Evidently, Ken Hechler never gave up his desire to return to Congress. The eighty-four-year-old Secretary of State entered the Democratic primary for West Virginia’s Second Congressional District and ran third, well behind the eventual winner. Four years later, Hechler made history when he won the Democratic nomination for Secretary of State at age ninety in a field of seven candidates. Still, the former congressman only scraped by runner-up Natalie Tennant by 1,118 votes.
Ken Hechler lost the 2004 general election narrowly to Republican Betty Ireland. Hechler’s last political hurrah came at age ninety-six when he ran for the Democratic nomination for the United States Senate in the special election to fill the vacancy left by the death of Senator Robert Byrd. The nomination was won by then-Governor Joe Manchin. Hechler had no illusions he could win the primary, but ran so that those folks opposed to mining by mountaintop removal would have a candidate to support.

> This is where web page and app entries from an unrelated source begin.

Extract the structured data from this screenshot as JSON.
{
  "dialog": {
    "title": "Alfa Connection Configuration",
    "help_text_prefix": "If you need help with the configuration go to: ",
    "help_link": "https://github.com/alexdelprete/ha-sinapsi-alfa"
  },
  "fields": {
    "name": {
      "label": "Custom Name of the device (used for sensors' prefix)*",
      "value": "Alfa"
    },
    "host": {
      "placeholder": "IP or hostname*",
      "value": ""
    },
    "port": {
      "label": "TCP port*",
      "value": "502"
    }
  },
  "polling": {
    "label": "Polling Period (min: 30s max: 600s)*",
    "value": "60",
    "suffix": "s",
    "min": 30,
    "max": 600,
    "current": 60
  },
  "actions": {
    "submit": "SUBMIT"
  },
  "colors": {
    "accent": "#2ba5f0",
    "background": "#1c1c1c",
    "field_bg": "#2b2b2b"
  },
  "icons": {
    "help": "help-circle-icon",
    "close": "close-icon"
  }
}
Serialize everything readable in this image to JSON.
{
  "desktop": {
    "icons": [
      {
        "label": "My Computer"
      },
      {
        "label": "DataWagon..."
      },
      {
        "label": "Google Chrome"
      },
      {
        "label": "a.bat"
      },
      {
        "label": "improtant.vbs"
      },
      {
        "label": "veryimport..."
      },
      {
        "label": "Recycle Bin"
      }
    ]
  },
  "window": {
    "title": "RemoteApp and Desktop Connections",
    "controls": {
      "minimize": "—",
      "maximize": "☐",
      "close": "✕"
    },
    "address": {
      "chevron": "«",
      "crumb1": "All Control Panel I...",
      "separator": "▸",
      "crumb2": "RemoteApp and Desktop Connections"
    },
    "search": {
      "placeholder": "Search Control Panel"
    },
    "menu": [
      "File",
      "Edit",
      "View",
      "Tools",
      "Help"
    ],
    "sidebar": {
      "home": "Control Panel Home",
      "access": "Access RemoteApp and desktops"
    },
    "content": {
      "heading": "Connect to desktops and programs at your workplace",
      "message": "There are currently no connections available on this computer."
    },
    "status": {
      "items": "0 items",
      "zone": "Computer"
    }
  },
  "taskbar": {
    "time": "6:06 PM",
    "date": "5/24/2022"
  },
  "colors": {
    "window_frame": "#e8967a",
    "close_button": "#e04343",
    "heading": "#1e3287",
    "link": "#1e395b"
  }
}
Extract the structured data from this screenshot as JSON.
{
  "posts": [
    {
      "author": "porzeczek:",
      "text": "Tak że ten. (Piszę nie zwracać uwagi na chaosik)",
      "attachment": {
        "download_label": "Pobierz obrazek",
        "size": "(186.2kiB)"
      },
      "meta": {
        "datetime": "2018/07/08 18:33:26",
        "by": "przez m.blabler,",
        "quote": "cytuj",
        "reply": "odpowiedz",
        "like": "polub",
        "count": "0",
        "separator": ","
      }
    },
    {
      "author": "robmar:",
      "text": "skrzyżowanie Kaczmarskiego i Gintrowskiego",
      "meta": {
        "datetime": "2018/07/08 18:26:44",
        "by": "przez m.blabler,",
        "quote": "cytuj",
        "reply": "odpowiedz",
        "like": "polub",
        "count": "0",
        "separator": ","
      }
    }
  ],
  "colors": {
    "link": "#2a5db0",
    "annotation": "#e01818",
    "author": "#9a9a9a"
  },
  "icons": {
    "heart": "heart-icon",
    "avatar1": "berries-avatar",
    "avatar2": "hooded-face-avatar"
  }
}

A bachelor for virtually all his life, Hechler finally married his longtime companion Carol shortly before he died at age 102. When Hechler died, then-Governor Earl Ray Tomblin referred to the late congressman as “a true West Virginia treasure.” Former opponent Senator Joe Manchin paid his own tribute to the old political warrior.
“Ken was a man of his word – – – a fierce advocate for West Virginians who was always willing to help any person in need,” Manchin said.
I had my own conversation with Ken Hechler after he was out of office to interview him for a biography of Tennessee’s Senator Kenneth McKellar. The former congressman was bright and alert and his memory seemed remarkably sharp. Hechler was kind, helpful and interested. All of those adjectives make for one very fine public servant. Ken Hechler exemplified service to others and lived his life accordingly and was a truly extraordinary person.
Every so often, some person comes along and when that person’s life is over, others marvel he or she was “one of a kind.” Ken Hechler really was one of a kind.